§ **LISTED ENTRIES**:
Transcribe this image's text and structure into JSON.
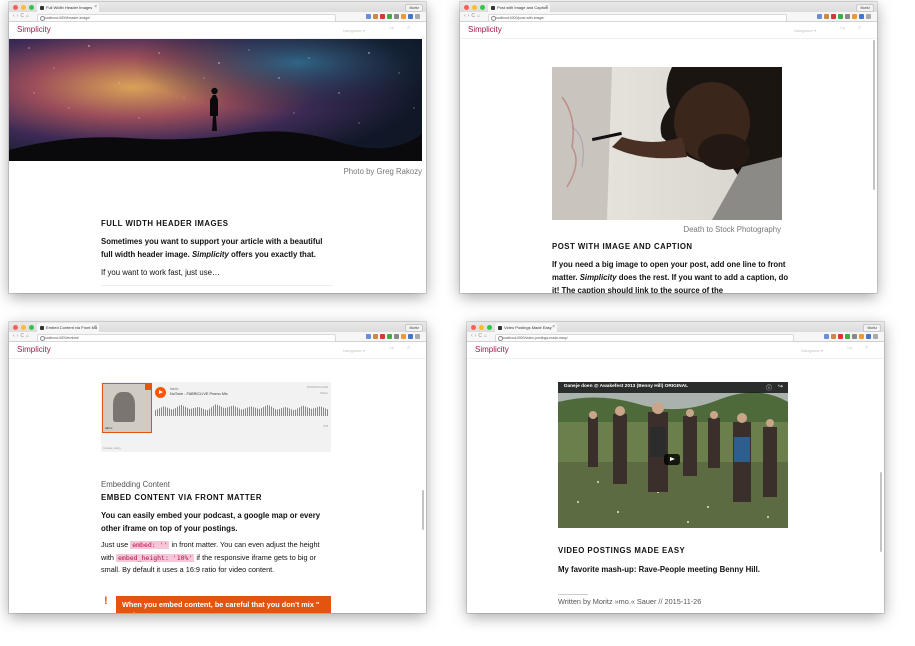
{
  "colors": {
    "brand": "#a4174b",
    "alert": "#e2540f"
  },
  "windows": [
    {
      "tab_title": "Full Width Header Images",
      "url": "localhost:4000/header-image/",
      "user": "Moritz",
      "brand": "Simplicity",
      "nav_label": "Navigation ▾",
      "caption": "Photo by Greg Rakozy",
      "heading": "FULL WIDTH HEADER IMAGES",
      "lead_before": "Sometimes you want to support your article with a beautiful full width header image. ",
      "lead_em": "Simplicity",
      "lead_after": " offers you exactly that.",
      "para": "If you want to work fast, just use…"
    },
    {
      "tab_title": "Post with Image and Caption",
      "url": "localhost:4000/post-with-image/",
      "user": "Moritz",
      "brand": "Simplicity",
      "nav_label": "Navigation ▾",
      "caption": "Death to Stock Photography",
      "heading": "POST WITH IMAGE AND CAPTION",
      "lead_before": "If you need a big image to open your post, add one line to front matter. ",
      "lead_em": "Simplicity",
      "lead_after": " does the rest. If you want to add a caption, do it! The caption should link to the source of the"
    },
    {
      "tab_title": "Embed Content via Front Ma",
      "url": "localhost:4000/embed/",
      "user": "Moritz",
      "brand": "Simplicity",
      "nav_label": "Navigation ▾",
      "embed": {
        "artist": "fabric",
        "track": "NuTone - FABRICLIVE Promo Mix",
        "meta": "SOUNDCLOUD",
        "share": "Share",
        "plays": "378",
        "footer": "Cookie policy"
      },
      "category": "Embedding Content",
      "heading": "EMBED CONTENT VIA FRONT MATTER",
      "lead": "You can easily embed your podcast, a google map or every other iframe on top of your postings.",
      "p1_a": "Just use ",
      "code1": "embed: ''",
      "p1_b": " in front matter. You can even adjust the height with ",
      "code2": "embed_height: '10%'",
      "p1_c": " if the responsive iframe gets to big or small. By default it uses a 16:9 ratio for video content.",
      "alert_mark": "!",
      "alert": "When you embed content, be careful that you don't mix \" and '"
    },
    {
      "tab_title": "Video Postings Made Easy",
      "url": "localhost:4000/video-postings-made-easy/",
      "user": "Moritz",
      "brand": "Simplicity",
      "nav_label": "Navigation ▾",
      "video_title": "Daneje doen @ Awakefest 2013 (Benny Hill) ORIGINAL",
      "heading": "VIDEO POSTINGS MADE EASY",
      "lead": "My favorite mash-up: Rave-People meeting Benny Hill.",
      "byline": "Written by Moritz »mo.« Sauer // 2015-11-26"
    }
  ]
}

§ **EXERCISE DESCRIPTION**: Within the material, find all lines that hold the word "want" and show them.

§ **OUTPUT FOR THIS EXERCISE**:
      "lead_before": "Sometimes you want to support your article with a beautiful full width header image. ",
      "para": "If you want to work fast, just use…"
      "lead_after": " does the rest. If you want to add a caption, do it! The caption should link to the source of the"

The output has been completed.